I’ve been a bit quiet in the posting department but that’s because I’ve been pleasantly busy with my course and Second Life. No day represents this better then the chaos and exhilaration of seeing 91 avatars come t, on February 4th complete their 1st homework assignment done completely in Second Life. As usual I like to show rather then tell so here’s a short video:
Seeing so many students over the course of the day and evening left me reflecting on the impact of watching your students do their homework! It’s something we don’t do, normally. It was amazing to be able to see what the students were doing, look at their transactions (On the notecard and visually via the model) and be able to provide feedback on the spot. This ability really highlights the possibilities of teaching in a synchronous environment. And amazingly (and this is important I’m sure, but don’t know quite why yet), the students stayed around even after they submitted their own assignment. They didn’t just log off (as they do when they submit things via WebCT). Certainly some were helping others, but many were well just watching, for what ever reason and I think that’s great!
Well here’s the boring technical stuff for what I did / what the students did. The 1st assignment (and the next two for that matter) were to create accounting transactions form problems in the students textbook. They had to write the transactions on a notecard and drop it on the model. Here’s an example of a completed notecard (from assignment #3) on the right. The model would then process the transactions and let them know if the results of all their transactions was a balanced model (i.e. debits=credits). I found, and encouraged students to make changes to their notecard until the model was balanced – in that way they would know they had the right answer – so in the end there were over 1000 notecards with accounting transactions on them. To make my life easier I crated a script that would send me an e-mail of the content of each notecard in csv format that included the notecards owners name as the subject line, thus helping to authenticate who dropped the notecard. Here’s what the emailed assignment would look like:

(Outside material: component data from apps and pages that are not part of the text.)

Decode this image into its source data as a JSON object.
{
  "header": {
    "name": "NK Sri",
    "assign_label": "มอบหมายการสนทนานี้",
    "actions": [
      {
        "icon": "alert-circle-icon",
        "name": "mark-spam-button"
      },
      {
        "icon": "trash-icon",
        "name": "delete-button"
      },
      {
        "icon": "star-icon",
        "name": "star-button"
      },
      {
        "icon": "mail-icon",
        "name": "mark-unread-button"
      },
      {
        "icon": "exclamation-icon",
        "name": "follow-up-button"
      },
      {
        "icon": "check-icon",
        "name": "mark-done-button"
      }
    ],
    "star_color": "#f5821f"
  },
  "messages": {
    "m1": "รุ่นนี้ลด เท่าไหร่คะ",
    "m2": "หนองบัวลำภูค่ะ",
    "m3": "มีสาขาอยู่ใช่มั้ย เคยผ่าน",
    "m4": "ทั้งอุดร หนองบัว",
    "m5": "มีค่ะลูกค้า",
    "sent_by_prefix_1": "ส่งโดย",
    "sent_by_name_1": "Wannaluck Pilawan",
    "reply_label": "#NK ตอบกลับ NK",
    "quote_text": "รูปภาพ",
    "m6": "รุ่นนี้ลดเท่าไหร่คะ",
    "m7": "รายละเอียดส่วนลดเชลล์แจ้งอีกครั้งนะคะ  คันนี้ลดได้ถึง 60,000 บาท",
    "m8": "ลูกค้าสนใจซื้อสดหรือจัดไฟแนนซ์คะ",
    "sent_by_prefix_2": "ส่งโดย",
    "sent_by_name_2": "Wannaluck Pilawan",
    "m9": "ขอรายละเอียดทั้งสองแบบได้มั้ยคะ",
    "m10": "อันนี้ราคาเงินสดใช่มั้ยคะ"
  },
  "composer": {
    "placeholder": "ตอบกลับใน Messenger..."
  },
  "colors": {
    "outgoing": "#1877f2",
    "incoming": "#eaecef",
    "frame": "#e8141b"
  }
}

Anyway, it worked great (a few hiccups with directions like renaming the notecard transaction, and such) but overall Second Life held up without a glitch and the model processing 1000+ notecards and sending out emails worked like a charm also.